(Page and application data records)
───
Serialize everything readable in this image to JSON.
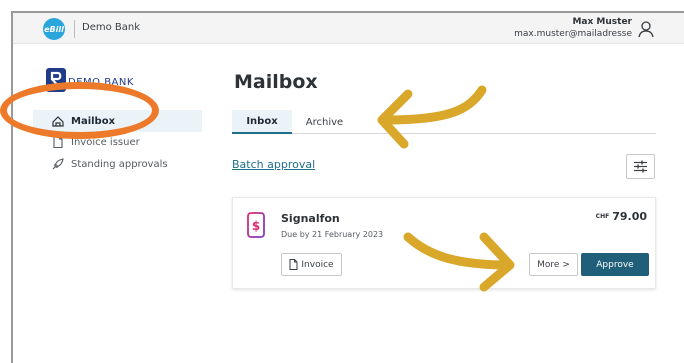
{
  "topbar": {
    "logo_text": "eBill",
    "bank_name": "Demo Bank",
    "user_name": "Max Muster",
    "user_email": "max.muster@mailadresse"
  },
  "sidebar": {
    "logo_text": "DEMO BANK",
    "items": [
      {
        "label": "Mailbox",
        "active": true
      },
      {
        "label": "Invoice issuer",
        "active": false
      },
      {
        "label": "Standing approvals",
        "active": false
      }
    ]
  },
  "main": {
    "title": "Mailbox",
    "tabs": [
      {
        "label": "Inbox",
        "active": true
      },
      {
        "label": "Archive",
        "active": false
      }
    ],
    "batch_link": "Batch approval"
  },
  "invoice": {
    "issuer": "Signalfon",
    "due": "Due by 21 February 2023",
    "currency": "CHF",
    "amount": "79.00",
    "invoice_button": "Invoice",
    "more_button": "More >",
    "approve_button": "Approve"
  },
  "colors": {
    "accent": "#1f5f7a",
    "highlight_ring": "#ec7a2a",
    "arrow": "#d9a72a",
    "ebill_logo": "#2aa6dc"
  }
}
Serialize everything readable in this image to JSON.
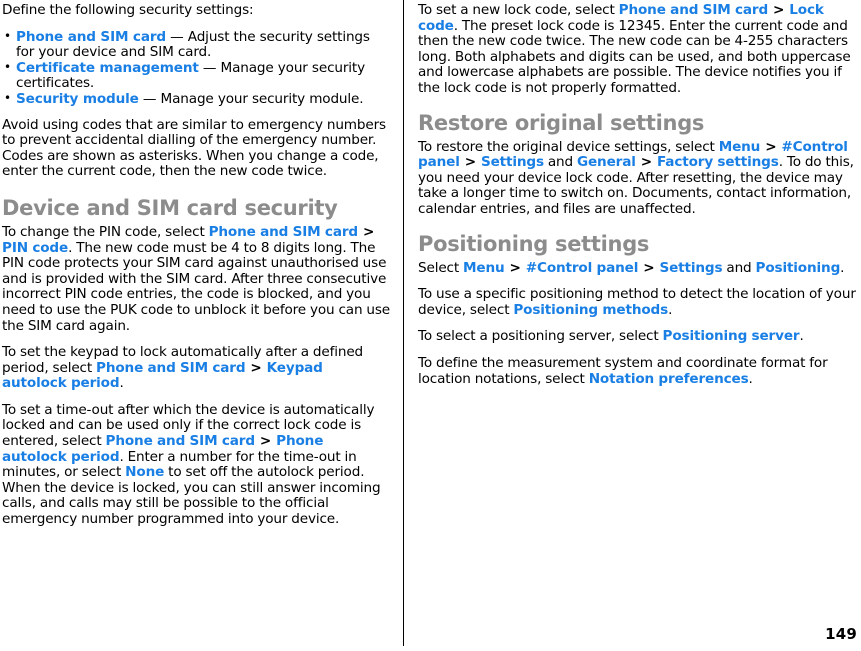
{
  "document": {
    "page_number": "149",
    "accent_link_color": "#1a7fe4",
    "heading_color": "#8c8c8c",
    "body_color": "#000000"
  },
  "left_column": {
    "intro": "Define the following security settings:",
    "bullets": [
      {
        "term": "Phone and SIM card",
        "dash": "—",
        "desc": "Adjust the security settings for your device and SIM card."
      },
      {
        "term": "Certificate management",
        "dash": "—",
        "desc": "Manage your security certificates."
      },
      {
        "term": "Security module",
        "dash": "—",
        "desc": "Manage your security module."
      }
    ],
    "paragraph_avoid": "Avoid using codes that are similar to emergency numbers to prevent accidental dialling of the emergency number. Codes are shown as asterisks. When you change a code, enter the current code, then the new code twice.",
    "heading_device_sim": "Device and SIM card security",
    "pin": {
      "p1": "To change the PIN code, select ",
      "link1": "Phone and SIM card",
      "sep1": ">",
      "link2": "PIN code",
      "p2": ". The new code must be 4 to 8 digits long. The PIN code protects your SIM card against unauthorised use and is provided with the SIM card. After three consecutive incorrect PIN code entries, the code is blocked, and you need to use the PUK code to unblock it before you can use the SIM card again."
    },
    "keypad": {
      "p1": "To set the keypad to lock automatically after a defined period, select ",
      "link1": "Phone and SIM card",
      "sep1": ">",
      "link2": "Keypad autolock period",
      "p2": "."
    },
    "timeout": {
      "p1": "To set a time-out after which the device is automatically locked and can be used only if the correct lock code is entered, select ",
      "link1": "Phone and SIM card",
      "sep1": ">",
      "link2": "Phone autolock period",
      "p2": ". Enter a number for the time-out in minutes, or select ",
      "link3": "None",
      "p3": " to set off the autolock period. When the device is locked, you can still answer incoming calls, and calls may still be possible to the official emergency number programmed into your device."
    }
  },
  "right_column": {
    "lockcode": {
      "p1": "To set a new lock code, select ",
      "link1": "Phone and SIM card",
      "sep1": ">",
      "link2": "Lock code",
      "p2": ". The preset lock code is 12345. Enter the current code and then the new code twice. The new code can be 4-255 characters long. Both alphabets and digits can be used, and both uppercase and lowercase alphabets are possible. The device notifies you if the lock code is not properly formatted."
    },
    "heading_restore": "Restore original settings",
    "restore": {
      "p1": "To restore the original device settings, select ",
      "link1": "Menu",
      "sep1": ">",
      "link2": "#Control panel",
      "sep2": ">",
      "link3": "Settings",
      "mid1": " and ",
      "link4": "General",
      "sep3": ">",
      "link5": "Factory settings",
      "p2": ". To do this, you need your device lock code. After resetting, the device may take a longer time to switch on. Documents, contact information, calendar entries, and files are unaffected."
    },
    "heading_positioning": "Positioning settings",
    "select_path": {
      "p1": "Select ",
      "link1": "Menu",
      "sep1": ">",
      "link2": "#Control panel",
      "sep2": ">",
      "link3": "Settings",
      "mid1": " and ",
      "link4": "Positioning",
      "p2": "."
    },
    "method": {
      "p1": "To use a specific positioning method to detect the location of your device, select ",
      "link1": "Positioning methods",
      "p2": "."
    },
    "server": {
      "p1": "To select a positioning server, select ",
      "link1": "Positioning server",
      "p2": "."
    },
    "notation": {
      "p1": "To define the measurement system and coordinate format for location notations, select ",
      "link1": "Notation preferences",
      "p2": "."
    }
  }
}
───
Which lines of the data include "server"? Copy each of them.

## Result for this exercise:
    "server": {
      "p1": "To select a positioning server, select ",
      "link1": "Positioning server",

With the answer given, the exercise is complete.